Cambridge City Natural History
The city of Cambridge includes grand buildings, new and old houses, streams, lakes, cemeteries, water meadows, gardens and recreation areas. The river Cam runs through the centre, forming a focal point for residents and visitors alike. It is a small city, roughly eight kilometres square, densely populated but full of green spaces. Nowhere are you far from the countryside and even within the city, wildlife abounds.
This project, planned to last for 3-4 years, aims to increase public awareness of the diversity of plants, animals and fungi within the city and to involve everyone in documenting Cambridge’s natural history heritage. As part of the programme, a garden will be chosen in each square kilometre across the city and surveyed intensively. Initial studies show that as many as 70 native plants may be present in an average garden and moth trapping in north Cambridge turned up a beautiful privet hawkmoth.

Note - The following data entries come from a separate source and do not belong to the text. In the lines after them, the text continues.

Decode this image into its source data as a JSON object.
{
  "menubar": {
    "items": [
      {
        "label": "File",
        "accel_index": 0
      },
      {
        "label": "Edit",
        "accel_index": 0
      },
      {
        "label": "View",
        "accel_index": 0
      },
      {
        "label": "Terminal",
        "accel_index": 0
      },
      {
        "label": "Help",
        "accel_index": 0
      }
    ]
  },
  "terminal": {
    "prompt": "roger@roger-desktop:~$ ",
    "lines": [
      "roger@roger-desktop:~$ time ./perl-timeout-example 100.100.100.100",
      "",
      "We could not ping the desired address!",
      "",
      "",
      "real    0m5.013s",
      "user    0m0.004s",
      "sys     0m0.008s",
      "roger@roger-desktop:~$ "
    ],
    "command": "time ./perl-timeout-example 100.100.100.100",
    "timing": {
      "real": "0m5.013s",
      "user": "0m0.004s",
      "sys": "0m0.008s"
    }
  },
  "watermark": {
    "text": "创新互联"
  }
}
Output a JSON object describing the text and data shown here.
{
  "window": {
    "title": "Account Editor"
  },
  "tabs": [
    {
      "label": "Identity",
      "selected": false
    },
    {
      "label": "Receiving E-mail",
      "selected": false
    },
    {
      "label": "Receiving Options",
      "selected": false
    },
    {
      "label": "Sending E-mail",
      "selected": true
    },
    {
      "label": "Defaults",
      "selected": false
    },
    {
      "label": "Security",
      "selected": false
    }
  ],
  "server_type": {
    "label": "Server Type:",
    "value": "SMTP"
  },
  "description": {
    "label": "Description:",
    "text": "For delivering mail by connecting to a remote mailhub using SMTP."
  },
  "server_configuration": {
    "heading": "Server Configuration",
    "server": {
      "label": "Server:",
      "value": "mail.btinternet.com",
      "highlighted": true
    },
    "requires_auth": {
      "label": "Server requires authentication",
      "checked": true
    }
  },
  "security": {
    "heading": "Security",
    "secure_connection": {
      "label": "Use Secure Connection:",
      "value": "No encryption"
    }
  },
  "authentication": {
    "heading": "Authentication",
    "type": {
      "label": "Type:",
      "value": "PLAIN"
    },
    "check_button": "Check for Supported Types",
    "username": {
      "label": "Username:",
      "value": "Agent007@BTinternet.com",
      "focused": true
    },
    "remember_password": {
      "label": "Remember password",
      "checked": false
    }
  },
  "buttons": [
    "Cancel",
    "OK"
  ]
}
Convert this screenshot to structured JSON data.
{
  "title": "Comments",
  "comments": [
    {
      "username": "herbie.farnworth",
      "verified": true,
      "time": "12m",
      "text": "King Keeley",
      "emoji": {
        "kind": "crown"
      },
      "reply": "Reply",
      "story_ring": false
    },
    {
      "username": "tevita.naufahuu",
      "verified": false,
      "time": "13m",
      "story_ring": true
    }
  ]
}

Just now, the season is turning from summer to autumn. Tawny owls – two males and a female – were calling last night from the tall trees. Other birds are quiet, in autumn eclipse. There is no longer the noisy racket from the heronry by the river, suggesting that this year’s young have at last fledged. The horse chestnut trees, whose leaves are attacked by the larvae of a moth, have turned brown and prematurely shrivelled. Although this moth only arrived in the UK in 2002, it has spread rapidly northwards. Spiders abound – the webs of the garden spider lace the bushes. Butterflies, bumble bees and dragonflies persist, but in smaller numbers than before. A mating pair of Willow Emerald Damselflies were seen in the Botanic Garden on Sept 4th. This species was first recorded breeding in the UK in 2007 and seems to be expanding its range